- Inform co-presenters or convening organizers about supports needed to address barriers
- Make adjustments, as needed
- Practice self-care; communicate your needs and reach out for support
- Build your network among each other and AINM attendees
For co-presenters and moderators:
- Value lived and living experiences as expertise
- Be trauma-informed
- Involve community in the session planning process
- Affirm and lean into lived expertise; be led by community voice
- Support overcoming barriers with tools and resources
- Offer a follow up check-in after AINM session
- Continue to build, strengthen, and invest in this relationship
- Strategize opportunities to further engage and co-create with community
“I’ve enjoyed getting to know Diane and Jimmieka and learning about their unique strengths and areas of expertise,” said Castro. She shared her top 5 tips for engaging with consultants on creating inclusive spaces, and hopes other organizations can learn from:
- Shape the project work scope together: It’s okay to enter the first meeting with goals, but leaving room for flexibility and collaboration.
- Provide the right amount of training. It’s easy to give the entire work organization history in an hour! Don’t do that. Share what’s most relevant to the work and trust that your consultants will do their homework to bring themselves up to speed.
- Monitor the budget regularly as this avoids confusion and ambiguity and also allows consultants to focus on the work at hand.
- Maintain clear and direct communication, follow up in a timely manner and recognize when mistakes are made and correct them.
- Take time to get to know each other. Cultivate the relationship, celebrate wins and work through areas of tension openly and honestly. Bonus points for making new friends!
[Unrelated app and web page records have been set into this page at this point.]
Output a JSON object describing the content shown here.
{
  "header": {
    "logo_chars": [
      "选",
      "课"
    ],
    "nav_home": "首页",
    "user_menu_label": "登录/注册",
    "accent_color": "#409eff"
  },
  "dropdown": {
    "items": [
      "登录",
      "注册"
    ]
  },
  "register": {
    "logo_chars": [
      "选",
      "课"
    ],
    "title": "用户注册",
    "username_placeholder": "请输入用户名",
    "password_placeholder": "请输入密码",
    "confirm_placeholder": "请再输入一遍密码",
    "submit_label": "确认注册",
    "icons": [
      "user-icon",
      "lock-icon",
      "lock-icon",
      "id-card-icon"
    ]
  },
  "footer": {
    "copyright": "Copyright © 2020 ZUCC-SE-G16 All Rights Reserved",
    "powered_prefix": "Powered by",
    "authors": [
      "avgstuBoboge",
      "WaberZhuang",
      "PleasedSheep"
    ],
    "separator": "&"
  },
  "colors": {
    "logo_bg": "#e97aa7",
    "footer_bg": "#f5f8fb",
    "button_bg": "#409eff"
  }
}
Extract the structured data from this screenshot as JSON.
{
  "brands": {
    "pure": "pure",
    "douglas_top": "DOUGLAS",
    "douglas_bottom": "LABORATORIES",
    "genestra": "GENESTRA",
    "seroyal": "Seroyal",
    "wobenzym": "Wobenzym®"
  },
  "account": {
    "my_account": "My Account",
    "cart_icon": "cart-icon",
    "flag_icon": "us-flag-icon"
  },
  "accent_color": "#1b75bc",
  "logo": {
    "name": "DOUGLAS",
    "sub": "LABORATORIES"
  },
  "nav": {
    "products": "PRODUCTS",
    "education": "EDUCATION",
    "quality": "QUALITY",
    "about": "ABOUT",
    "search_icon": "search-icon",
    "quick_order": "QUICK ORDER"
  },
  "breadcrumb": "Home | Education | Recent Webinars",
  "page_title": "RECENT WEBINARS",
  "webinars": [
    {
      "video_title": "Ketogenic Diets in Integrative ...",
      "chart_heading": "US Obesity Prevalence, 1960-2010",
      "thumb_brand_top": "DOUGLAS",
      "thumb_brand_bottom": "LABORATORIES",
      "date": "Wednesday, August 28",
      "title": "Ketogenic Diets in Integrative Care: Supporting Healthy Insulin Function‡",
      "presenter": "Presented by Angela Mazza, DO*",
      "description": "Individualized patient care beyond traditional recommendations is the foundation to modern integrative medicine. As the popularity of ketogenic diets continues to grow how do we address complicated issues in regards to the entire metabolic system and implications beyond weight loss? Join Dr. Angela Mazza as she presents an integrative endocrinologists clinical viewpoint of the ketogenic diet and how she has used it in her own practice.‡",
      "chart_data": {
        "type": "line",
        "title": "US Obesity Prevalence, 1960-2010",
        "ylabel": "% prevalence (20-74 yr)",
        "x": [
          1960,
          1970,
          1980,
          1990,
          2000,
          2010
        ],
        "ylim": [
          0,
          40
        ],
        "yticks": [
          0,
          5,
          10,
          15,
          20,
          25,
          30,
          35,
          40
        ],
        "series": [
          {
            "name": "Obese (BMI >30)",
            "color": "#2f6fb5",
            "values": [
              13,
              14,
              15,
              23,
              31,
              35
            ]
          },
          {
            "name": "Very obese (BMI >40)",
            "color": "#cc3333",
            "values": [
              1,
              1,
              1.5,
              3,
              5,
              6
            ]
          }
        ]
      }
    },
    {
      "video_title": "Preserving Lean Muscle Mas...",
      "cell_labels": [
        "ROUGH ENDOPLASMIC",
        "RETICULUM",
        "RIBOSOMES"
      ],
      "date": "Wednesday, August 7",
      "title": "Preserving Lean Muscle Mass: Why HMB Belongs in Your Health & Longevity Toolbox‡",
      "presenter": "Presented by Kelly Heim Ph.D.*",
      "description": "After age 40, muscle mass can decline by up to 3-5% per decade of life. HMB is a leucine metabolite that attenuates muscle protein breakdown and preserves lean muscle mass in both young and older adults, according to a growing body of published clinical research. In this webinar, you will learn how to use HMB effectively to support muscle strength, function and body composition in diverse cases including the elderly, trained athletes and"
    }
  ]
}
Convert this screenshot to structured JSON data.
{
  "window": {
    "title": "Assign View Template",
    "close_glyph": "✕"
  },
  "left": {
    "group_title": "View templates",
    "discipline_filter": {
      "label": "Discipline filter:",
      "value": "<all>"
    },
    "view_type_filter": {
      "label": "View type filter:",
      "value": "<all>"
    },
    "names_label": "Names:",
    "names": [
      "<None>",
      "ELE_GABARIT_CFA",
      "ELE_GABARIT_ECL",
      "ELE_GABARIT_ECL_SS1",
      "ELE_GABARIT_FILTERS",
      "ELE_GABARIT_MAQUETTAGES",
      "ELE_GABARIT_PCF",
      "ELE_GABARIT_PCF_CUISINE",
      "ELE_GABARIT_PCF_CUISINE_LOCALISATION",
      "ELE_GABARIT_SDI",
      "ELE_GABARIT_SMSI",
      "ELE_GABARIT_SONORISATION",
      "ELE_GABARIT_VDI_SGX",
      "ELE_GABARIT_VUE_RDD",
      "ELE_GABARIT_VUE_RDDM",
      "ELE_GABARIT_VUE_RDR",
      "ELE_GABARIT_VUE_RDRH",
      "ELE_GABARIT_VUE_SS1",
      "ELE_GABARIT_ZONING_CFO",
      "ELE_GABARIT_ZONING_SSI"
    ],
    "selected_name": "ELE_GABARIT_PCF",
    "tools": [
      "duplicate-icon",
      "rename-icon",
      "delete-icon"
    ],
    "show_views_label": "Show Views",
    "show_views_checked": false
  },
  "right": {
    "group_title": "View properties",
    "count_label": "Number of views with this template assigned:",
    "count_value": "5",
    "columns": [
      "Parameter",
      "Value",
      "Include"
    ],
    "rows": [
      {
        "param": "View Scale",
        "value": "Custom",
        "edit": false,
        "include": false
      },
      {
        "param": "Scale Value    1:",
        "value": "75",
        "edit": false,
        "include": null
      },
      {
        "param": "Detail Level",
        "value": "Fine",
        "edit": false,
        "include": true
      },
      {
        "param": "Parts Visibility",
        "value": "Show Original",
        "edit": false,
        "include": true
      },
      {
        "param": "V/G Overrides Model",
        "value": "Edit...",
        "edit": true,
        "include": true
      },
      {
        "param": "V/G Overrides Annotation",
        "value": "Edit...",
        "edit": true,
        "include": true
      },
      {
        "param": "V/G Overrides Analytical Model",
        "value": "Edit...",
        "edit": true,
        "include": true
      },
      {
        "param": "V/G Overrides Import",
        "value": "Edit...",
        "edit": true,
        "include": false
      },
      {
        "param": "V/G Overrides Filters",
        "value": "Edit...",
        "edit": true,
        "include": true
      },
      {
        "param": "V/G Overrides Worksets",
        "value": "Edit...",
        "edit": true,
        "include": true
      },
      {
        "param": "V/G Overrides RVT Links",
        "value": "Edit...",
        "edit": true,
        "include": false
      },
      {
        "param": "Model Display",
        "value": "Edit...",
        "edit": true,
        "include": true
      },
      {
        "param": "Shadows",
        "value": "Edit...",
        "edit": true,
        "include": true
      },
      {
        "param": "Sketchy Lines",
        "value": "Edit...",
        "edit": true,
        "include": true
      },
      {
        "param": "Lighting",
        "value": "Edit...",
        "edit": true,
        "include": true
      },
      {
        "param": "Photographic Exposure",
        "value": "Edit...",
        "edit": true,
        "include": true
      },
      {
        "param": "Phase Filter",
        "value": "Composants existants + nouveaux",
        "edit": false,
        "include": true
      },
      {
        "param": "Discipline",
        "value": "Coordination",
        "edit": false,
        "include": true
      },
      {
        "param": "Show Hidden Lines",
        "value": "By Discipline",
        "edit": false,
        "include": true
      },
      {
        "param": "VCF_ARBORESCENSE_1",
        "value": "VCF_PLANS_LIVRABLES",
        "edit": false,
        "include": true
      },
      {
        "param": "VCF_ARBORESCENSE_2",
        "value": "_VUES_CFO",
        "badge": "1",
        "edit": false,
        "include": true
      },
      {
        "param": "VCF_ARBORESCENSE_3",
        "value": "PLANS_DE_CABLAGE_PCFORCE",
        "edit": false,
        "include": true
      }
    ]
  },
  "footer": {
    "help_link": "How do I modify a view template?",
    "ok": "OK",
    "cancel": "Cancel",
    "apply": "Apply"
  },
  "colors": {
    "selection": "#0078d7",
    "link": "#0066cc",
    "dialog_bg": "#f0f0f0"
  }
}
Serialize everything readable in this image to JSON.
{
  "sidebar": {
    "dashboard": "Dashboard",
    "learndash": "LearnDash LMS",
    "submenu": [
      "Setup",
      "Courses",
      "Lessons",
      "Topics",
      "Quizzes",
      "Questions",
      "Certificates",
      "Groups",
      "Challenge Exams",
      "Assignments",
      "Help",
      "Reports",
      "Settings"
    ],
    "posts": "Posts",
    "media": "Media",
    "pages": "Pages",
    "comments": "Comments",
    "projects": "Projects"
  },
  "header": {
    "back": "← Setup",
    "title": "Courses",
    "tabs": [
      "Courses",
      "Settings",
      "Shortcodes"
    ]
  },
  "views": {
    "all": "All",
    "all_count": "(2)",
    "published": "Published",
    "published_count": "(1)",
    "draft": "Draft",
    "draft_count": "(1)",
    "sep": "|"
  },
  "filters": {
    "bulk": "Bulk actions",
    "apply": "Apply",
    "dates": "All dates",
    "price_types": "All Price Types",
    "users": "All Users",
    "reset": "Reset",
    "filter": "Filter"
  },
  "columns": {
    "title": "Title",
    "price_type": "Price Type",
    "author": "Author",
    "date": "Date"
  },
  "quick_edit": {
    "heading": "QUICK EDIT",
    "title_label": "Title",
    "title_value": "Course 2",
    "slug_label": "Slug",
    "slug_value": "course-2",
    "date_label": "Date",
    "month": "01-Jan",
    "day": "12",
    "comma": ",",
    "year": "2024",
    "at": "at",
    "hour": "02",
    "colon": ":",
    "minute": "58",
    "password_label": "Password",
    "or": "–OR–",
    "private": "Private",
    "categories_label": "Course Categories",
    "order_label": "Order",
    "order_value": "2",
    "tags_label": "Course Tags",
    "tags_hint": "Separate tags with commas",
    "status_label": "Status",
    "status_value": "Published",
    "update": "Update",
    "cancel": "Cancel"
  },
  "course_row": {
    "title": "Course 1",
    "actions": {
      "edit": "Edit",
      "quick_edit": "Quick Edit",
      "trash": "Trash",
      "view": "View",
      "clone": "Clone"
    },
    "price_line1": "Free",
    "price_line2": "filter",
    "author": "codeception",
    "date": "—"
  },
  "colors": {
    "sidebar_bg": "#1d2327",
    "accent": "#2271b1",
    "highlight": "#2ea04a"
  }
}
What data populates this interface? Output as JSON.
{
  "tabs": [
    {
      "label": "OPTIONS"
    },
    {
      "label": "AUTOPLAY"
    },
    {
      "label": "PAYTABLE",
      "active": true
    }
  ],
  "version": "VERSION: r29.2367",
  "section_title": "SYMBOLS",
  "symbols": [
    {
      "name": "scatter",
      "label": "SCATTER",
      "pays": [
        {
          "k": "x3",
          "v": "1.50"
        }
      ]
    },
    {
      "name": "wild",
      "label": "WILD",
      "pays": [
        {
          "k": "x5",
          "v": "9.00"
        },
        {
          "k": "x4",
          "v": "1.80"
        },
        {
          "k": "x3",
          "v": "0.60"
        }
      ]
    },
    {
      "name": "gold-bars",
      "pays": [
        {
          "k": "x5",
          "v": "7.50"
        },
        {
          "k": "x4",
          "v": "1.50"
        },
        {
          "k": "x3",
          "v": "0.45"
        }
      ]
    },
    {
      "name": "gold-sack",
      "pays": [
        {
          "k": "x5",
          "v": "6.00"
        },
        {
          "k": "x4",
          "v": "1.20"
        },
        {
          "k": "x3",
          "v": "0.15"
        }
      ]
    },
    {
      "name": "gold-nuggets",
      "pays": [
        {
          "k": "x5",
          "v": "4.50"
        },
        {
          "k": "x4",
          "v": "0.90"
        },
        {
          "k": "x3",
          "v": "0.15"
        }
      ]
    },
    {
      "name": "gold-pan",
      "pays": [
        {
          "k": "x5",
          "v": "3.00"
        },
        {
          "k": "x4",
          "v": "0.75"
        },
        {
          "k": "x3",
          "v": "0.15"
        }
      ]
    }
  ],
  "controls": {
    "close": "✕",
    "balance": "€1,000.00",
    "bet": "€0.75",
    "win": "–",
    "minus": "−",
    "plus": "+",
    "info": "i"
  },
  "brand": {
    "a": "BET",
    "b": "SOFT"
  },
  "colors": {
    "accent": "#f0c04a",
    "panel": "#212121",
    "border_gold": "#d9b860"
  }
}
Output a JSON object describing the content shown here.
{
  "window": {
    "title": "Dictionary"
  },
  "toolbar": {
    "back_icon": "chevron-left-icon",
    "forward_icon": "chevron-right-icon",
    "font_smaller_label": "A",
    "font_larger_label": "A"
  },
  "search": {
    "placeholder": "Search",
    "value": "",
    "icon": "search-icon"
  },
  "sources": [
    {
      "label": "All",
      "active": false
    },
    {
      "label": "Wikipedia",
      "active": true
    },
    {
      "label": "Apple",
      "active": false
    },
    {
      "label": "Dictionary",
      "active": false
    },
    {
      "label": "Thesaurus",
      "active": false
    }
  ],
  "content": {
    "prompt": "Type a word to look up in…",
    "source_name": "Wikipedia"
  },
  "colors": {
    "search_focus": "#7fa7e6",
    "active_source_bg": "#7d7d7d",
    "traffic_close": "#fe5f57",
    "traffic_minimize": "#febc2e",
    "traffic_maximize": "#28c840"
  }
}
Additionally, Jimmieka and Diane are working with convening organizers to develop an evaluation process that seeks feedback from presenters on how inclusive the convening felt to them.
The 5th Annual National Meeting will be held on November 8-10, 2021 from 12-4PM ET, with a pre-conference workshop on November 4th. Register here!
The All In: Data for Community Health National Meeting brings together a diverse group of people from public health, community-based social service, healthcare, national organizations, and other groups at the nexus of working across sectors to leverage data to improve community health. We are excited to highlight inspirational keynote speakers and sessions co-led by practitioners working alongside community members who will share their stories, tools, and lessons. We invite you to share your experiences as they relate to equity and inclusion in multi-sector community-based data sharing projects focused on promoting health and well-being.
Jimmieka Mills and Diane Sullivan are independent, strategy consultants who often combine their individual skill sets and talents to provide technical assistance to organizations seeking to equitably and meaningfully engage community members with lived expertise. Since meeting in Washington, DC at the National Anti-Hunger Policy Conference, the pair has worked on projects, including conference workshop sessions, webinars, trainings, and person-centered research, together with groups that include the All In National Meeting, the Center for Healthcare Strategies (CHCS), the Center for Law and Social Policy (CLASP), Feeding America, and the Food Research and Action Center (FRAC).